Most Cacophony events were one-off affairs, just enough to jam the culture a bit before moving on.
“If they had asked me, I would have said, ‘jam in the name of the Lord,’” he told U.K. media Sunday.
The rears of planes are becoming hell with smaller, harder seats to jam as many passengers in as possible.
"to press tightly," also "to become wedged," 1706, of unknown origin, perhaps a variant of champ (v.). Of a malfunction in the moving parts of machinery, by 1851. Sense of "cause interference in radio signals" is from 1914. Related: Jammed; jamming. The adverb is recorded from 1825, from the verb.
"fruit preserve," 1730s, probably a special use of jam (v.) with a sense of "crush fruit into a preserve."
"a tight pressing between two surfaces," 1806, from jam (v.). Jazz meaning "short, free improvised passage performed by the whole band" dates from 1929, and yielded jam session (1933); but this is perhaps from jam (n.1) in sense of "something sweet, something excellent." Sense of "machine blockage" is from 1890, which probably led to the colloquial meaning "predicament, tight spot," first recorded 1914.
v. jammed, jam·ming, jams
To block, congest, or clog.
To crush or bruise.
: Jam bands do have styles
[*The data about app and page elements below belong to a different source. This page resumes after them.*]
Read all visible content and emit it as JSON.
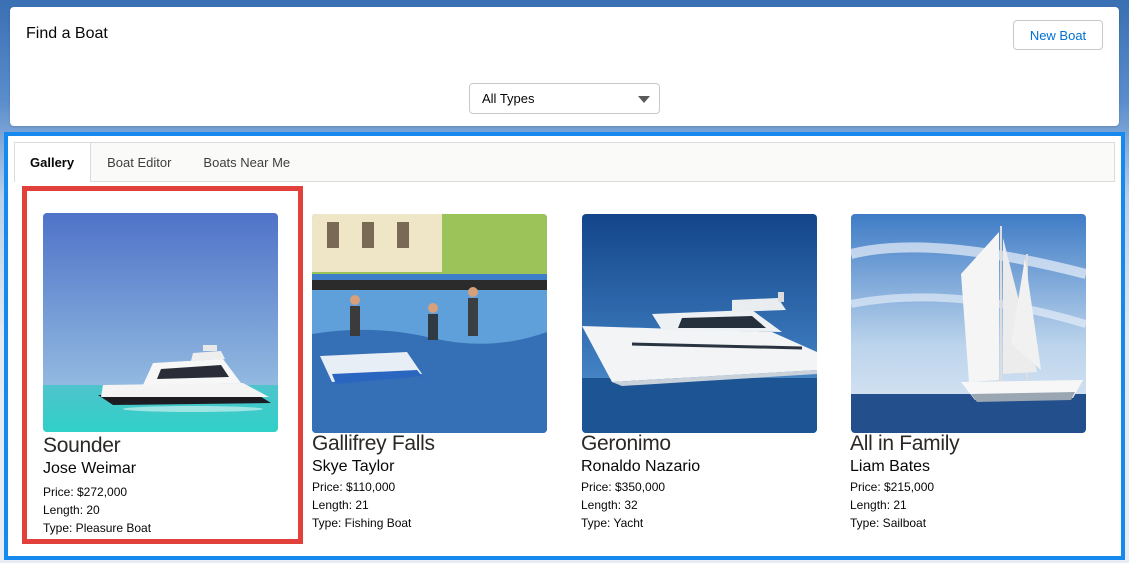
{
  "header": {
    "title": "Find a Boat",
    "new_boat_label": "New Boat",
    "type_filter": {
      "selected": "All Types"
    }
  },
  "tabs": [
    {
      "label": "Gallery",
      "active": true
    },
    {
      "label": "Boat Editor",
      "active": false
    },
    {
      "label": "Boats Near Me",
      "active": false
    }
  ],
  "boats": [
    {
      "name": "Sounder",
      "owner": "Jose Weimar",
      "price": "Price: $272,000",
      "length": "Length: 20",
      "type": "Type: Pleasure Boat",
      "selected": true
    },
    {
      "name": "Gallifrey Falls",
      "owner": "Skye Taylor",
      "price": "Price: $110,000",
      "length": "Length: 21",
      "type": "Type: Fishing Boat",
      "selected": false
    },
    {
      "name": "Geronimo",
      "owner": "Ronaldo Nazario",
      "price": "Price: $350,000",
      "length": "Length: 32",
      "type": "Type: Yacht",
      "selected": false
    },
    {
      "name": "All in Family",
      "owner": "Liam Bates",
      "price": "Price: $215,000",
      "length": "Length: 21",
      "type": "Type: Sailboat",
      "selected": false
    }
  ],
  "colors": {
    "accent": "#0070d2",
    "focus_border": "#1589ee",
    "selected_border": "#e2403a"
  }
}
[all senses have some relation to the asi notion of squeezing or crushing so as to make jam]
A heterosexual man
[1970s+ Homosexuals; said to be fr just a man]
John and Martin. An interpreted FORTH-like graphics language by John Warnock and Martin Newell, Xerox PARC, 1978. JaM was the forerunner of both Interpress and PostScript. It is mentioned in PostScript Language reference Manual, Adobe Systems, A-W 1985.
A condition on a network where two nodes transmitting simultaneously detect the collision and continue to transmit for a certain time (4 to 6 bytes on Ethernet) to ensure that the collision has been detected by all nodes involved.